Keep in mind that some companies deserve their current valuations. Network equipment provider Cisco Systems, Inc. (NASDAQ:CSCO), for instance, dazzled Wall Street with another quarterly earnings beat last week. Cisco, even with the weakness of Europe weighing on its future, projected sales growth of 7% to 8% in 2013 as it continues to transition to cloud-based hardware.
Still, other companies might deserve a kick in the pants. Here’s a look at three companies that could be worth selling.
The sun is setting on this company
I’m not quite sure how crazy you have to be to bet against a real estate investment trust in the red-hot housing sector, but apparently I’m there! Sun Communities, Inc. (NYSE:SUI) is an owner of manufactured housing communities primarily in the Midwest, South, and Southeastern U.S. As a REIT, it’s required to pay out at least 90% of its profits as a dividend to shareholders.
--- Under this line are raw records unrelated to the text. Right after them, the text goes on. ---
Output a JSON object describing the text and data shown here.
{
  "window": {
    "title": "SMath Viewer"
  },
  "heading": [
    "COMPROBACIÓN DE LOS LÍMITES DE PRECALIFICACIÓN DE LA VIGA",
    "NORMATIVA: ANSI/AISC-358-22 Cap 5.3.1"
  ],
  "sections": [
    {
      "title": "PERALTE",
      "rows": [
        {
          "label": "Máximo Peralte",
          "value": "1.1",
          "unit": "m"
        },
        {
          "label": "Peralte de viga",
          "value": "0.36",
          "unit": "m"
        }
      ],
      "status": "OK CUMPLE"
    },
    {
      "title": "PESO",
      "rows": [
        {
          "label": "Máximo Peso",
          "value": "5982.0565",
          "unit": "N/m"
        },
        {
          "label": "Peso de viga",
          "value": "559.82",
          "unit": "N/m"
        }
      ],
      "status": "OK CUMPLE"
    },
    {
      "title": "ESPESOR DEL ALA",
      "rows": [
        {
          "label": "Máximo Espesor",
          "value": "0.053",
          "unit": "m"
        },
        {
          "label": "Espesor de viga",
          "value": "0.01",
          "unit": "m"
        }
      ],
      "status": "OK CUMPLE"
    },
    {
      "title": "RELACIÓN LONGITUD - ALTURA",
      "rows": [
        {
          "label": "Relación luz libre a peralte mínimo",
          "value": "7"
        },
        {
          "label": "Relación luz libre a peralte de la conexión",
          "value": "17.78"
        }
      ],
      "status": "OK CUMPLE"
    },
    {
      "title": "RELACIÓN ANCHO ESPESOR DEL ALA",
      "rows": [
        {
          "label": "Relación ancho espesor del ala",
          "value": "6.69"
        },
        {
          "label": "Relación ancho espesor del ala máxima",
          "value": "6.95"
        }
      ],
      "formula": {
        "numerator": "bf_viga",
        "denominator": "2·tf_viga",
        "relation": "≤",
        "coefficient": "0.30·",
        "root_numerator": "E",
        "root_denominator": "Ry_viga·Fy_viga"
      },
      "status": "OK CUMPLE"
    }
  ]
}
Between the economic rebound and Sun’s 5.5% yield, shareholders have enjoyed a nice ride since the bottom. Furthermore, Sun’s funds from operations forecast for 2013 of $3.45 to $3.55 per share was ahead of the $3.38 consensus.
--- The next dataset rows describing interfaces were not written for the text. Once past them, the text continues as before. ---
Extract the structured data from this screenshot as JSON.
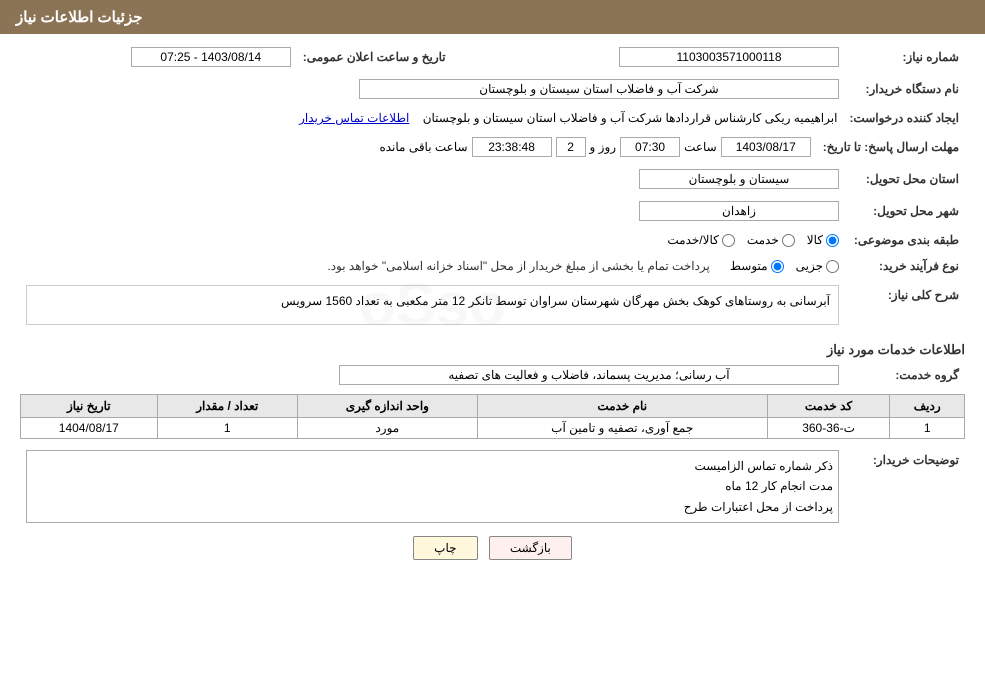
{
  "header": {
    "title": "جزئیات اطلاعات نیاز"
  },
  "fields": {
    "need_number_label": "شماره نیاز:",
    "need_number_value": "1103003571000118",
    "buyer_org_label": "نام دستگاه خریدار:",
    "buyer_org_value": "شرکت آب و فاضلاب استان سیستان و بلوچستان",
    "creator_label": "ایجاد کننده درخواست:",
    "creator_value": "ابراهیمیه ریکی کارشناس قراردادها شرکت آب و فاضلاب استان سیستان و بلوچستان",
    "contact_link": "اطلاعات تماس خریدار",
    "deadline_label": "مهلت ارسال پاسخ: تا تاریخ:",
    "deadline_date": "1403/08/17",
    "deadline_time_label": "ساعت",
    "deadline_time": "07:30",
    "deadline_day_label": "روز و",
    "deadline_days": "2",
    "deadline_remaining_label": "ساعت باقی مانده",
    "deadline_remaining": "23:38:48",
    "announce_label": "تاریخ و ساعت اعلان عمومی:",
    "announce_value": "1403/08/14 - 07:25",
    "province_label": "استان محل تحویل:",
    "province_value": "سیستان و بلوچستان",
    "city_label": "شهر محل تحویل:",
    "city_value": "زاهدان",
    "category_label": "طبقه بندی موضوعی:",
    "category_options": [
      "کالا",
      "خدمت",
      "کالا/خدمت"
    ],
    "category_selected": "کالا",
    "process_label": "نوع فرآیند خرید:",
    "process_options": [
      "جزیی",
      "متوسط",
      "پرداخت تام..."
    ],
    "process_note": "پرداخت تمام یا بخشی از مبلغ خریدار از محل \"اسناد خزانه اسلامی\" خواهد بود.",
    "description_label": "شرح کلی نیاز:",
    "description_value": "آبرسانی به روستاهای کوهک بخش مهرگان شهرستان سراوان توسط تانکر 12 متر مکعبی به تعداد 1560 سرویس",
    "service_info_title": "اطلاعات خدمات مورد نیاز",
    "service_group_label": "گروه خدمت:",
    "service_group_value": "آب رسانی؛ مدیریت پسماند، فاضلاب و فعالیت های تصفیه",
    "table_headers": [
      "ردیف",
      "کد خدمت",
      "نام خدمت",
      "واحد اندازه گیری",
      "تعداد / مقدار",
      "تاریخ نیاز"
    ],
    "table_rows": [
      {
        "row": "1",
        "code": "ت-36-360",
        "name": "جمع آوری، تصفیه و تامین آب",
        "unit": "مورد",
        "quantity": "1",
        "date": "1404/08/17"
      }
    ],
    "buyer_notes_label": "توضیحات خریدار:",
    "buyer_notes_lines": [
      "ذکر شماره تماس الزامیست",
      "مدت انجام کار 12 ماه",
      "پرداخت از محل اعتبارات طرح"
    ],
    "btn_print": "چاپ",
    "btn_back": "بازگشت"
  }
}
Yet I feel there are plenty of reasons to jump ship right here. The biggest concern I have with owning a manufactured housing REIT would be that low rates would either tempt prospective homebuyers into purchasing a house or keep them in their apartments and saving up for a home. Manufactured homes are sort of in a middle ground until lending rates begin to rise, which, I feel, will crimp Sun’s growth opportunities from an organic basis in the interim.
Also, even with its impressive cash flow, Sun’s $1.23 billion in net debt would cause me to sleep poorly at night. Sun’s business model, at least at the moment, necessitates it continue to make acquisitions in order to spur FFO growth. Unfortunately, these acquisitions are only going to further drive up its debt levels. With Sun at roughly 13 times projected FFO, shareholders are left with very little room for error.
If you’ve got an issue, stay away from this tissue
The paper business is far from exciting, but sometimes the least exciting businesses make for the best long-term investments. However, tissue, paperboard, and pulp producer Clearwater Paper Corp (NYSE:CLW) is not on that list — at least for me!
Clearwater Paper reported its fourth-quarter earnings last night and, while surpassing EPS estimates by $0.08, it fell short on revenue estimates by $5.4 million. Cost synergies from its purchase of Cellu Tissue helped reduce its total expenses, yet overall net selling prices of its non-retail tissue, as well as its paperboard and pulp, fell from the previous year.